— Assignment —
The lines to copy are those in the listing that hold the word "icon".

——

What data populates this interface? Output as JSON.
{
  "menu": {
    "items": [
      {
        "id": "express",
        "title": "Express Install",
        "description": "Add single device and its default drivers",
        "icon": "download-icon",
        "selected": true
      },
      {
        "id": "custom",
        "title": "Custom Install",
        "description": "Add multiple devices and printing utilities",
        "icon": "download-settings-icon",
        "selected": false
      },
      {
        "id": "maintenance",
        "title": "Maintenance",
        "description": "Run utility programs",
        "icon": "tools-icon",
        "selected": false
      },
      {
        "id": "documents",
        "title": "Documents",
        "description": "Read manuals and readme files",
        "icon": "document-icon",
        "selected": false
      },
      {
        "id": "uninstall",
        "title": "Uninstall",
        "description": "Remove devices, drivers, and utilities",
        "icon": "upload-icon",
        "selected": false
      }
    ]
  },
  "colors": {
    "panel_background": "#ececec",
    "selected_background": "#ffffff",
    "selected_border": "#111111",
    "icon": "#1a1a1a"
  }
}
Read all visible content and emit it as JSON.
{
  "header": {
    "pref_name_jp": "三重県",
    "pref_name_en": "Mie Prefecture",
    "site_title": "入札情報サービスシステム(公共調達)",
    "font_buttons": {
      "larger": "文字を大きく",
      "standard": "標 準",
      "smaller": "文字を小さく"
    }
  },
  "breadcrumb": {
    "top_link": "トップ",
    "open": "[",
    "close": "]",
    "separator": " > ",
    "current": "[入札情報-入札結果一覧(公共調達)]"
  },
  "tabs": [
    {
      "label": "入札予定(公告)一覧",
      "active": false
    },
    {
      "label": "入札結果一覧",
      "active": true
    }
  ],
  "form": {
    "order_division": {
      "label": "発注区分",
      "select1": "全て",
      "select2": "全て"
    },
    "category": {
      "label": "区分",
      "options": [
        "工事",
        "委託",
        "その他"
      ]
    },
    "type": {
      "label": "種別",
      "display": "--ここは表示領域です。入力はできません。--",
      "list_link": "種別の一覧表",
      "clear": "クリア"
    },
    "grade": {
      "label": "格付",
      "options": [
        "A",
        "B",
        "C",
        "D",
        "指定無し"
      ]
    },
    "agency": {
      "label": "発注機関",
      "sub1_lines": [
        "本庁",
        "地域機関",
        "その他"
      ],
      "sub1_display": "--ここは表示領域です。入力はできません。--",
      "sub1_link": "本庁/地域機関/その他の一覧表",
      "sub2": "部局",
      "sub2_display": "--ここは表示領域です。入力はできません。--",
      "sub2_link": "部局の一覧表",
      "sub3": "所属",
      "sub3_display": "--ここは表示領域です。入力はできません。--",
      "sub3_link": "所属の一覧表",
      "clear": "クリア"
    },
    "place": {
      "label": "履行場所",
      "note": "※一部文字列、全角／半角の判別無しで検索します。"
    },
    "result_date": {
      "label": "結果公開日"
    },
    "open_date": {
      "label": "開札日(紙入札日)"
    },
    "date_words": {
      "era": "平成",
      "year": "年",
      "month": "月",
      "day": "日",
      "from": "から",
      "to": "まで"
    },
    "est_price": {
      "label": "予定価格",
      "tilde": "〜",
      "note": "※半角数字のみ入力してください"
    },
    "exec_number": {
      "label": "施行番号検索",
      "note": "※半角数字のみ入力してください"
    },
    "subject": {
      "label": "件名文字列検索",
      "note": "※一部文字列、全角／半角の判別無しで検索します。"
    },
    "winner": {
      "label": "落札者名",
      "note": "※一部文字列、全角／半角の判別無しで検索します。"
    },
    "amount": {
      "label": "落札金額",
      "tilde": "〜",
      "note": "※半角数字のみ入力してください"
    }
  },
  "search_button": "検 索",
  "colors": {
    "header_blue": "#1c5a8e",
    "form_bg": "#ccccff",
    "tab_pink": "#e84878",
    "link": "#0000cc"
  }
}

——

— Exercise answer —
        "icon": "download-icon",
        "icon": "download-settings-icon",
        "icon": "tools-icon",
        "icon": "document-icon",
        "icon": "upload-icon",
    "icon": "#1a1a1a"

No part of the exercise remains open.